[p. 55]

   Frau Stritt, who presided over the meeting, called upon Mrs. Perkins-Gilman to give an address on the Woman's Movement. Mrs. Gilman spoke of the significance of the Woman's Movement during the last century; how it had gradually made way and spread among all social circles. She referred to the latest publication of Professor Leicester Ward, entitled "For Pure Sociality," in which he had advanced the hypothesis that originally there was no differentiation of sex in the human race, but the primitive human being united both the masculine and the feminine types of humanity. With some humorous touches the speaker compared this new biological conception with the familiar Biblical teaching of the origin of the race. Mrs. Gilman then proceeded to argue that, whatever the origin of the sexes, woman equally with man was a human being, and apart altogether from the different natures and responsibilities of the two sexes, there was work to be done for the general good and progress of humanity, which could only be done in common by men and women. In the past, every possible variety of occupation had been engaged in by men, but women had been tacitly set aside for housewifery occupations alone. There was, however, a common or neutral field of activity for both sexes, beyond the essentially masculine and essentially feminine modes of existence. The speaker recognised a third mode, which might be termed the "human" mode, inasmuch as it ought to be shared alike by men and women. The general trend of the Woman's Movement was towards universal recognition of this neutral field of activity. Woman was to be regarded as the partner of man, not exclusively in the house, but also in the affairs of the community and the nation. The world's work demanded the best energies both of men and women. Girls ought to he trained, not only with a view to their possible futures as housekeepers and
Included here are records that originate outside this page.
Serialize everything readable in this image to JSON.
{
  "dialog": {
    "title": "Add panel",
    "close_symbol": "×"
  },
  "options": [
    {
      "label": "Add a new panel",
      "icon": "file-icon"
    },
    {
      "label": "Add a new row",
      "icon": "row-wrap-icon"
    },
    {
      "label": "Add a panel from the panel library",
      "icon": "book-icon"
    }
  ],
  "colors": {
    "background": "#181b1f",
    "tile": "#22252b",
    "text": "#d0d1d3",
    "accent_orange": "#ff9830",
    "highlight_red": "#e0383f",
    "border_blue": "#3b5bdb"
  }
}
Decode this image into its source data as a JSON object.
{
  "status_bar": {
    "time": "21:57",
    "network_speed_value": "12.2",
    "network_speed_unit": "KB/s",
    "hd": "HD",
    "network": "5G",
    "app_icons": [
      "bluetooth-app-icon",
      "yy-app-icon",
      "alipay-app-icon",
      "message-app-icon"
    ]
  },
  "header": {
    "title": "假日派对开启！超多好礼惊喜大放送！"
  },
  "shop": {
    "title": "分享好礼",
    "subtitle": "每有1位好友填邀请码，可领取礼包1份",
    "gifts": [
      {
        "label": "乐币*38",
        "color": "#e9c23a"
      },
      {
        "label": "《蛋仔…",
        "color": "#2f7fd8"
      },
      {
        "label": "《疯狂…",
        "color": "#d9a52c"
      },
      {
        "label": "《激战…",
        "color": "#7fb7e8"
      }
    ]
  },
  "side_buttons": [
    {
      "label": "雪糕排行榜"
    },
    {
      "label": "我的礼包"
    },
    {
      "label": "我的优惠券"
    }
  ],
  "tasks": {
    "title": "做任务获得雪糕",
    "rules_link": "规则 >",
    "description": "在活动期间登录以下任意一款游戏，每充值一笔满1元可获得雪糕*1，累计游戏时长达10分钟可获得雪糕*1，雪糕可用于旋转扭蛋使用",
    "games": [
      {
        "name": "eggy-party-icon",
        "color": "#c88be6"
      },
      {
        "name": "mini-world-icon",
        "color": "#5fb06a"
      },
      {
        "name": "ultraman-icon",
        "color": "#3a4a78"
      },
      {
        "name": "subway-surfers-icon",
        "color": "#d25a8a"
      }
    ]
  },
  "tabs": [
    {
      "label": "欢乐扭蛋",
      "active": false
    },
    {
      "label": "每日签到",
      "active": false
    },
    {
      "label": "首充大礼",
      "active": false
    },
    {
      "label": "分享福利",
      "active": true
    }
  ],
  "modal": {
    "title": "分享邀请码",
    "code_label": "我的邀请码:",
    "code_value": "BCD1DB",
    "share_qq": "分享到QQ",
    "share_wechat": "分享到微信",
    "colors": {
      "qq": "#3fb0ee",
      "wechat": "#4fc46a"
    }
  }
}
[p. 56]

mothers, but likewise with due appreciation of their individual responsibilities as members of a state and a nation, and helpers in the still larger world of humanity. Mrs. Perkin-Gilman's address was received with prolonged applause, and Frau Stritt then called upon Fraulein Helene Lange to set forth her conception of the "Aim of the Woman's Movement."

back to top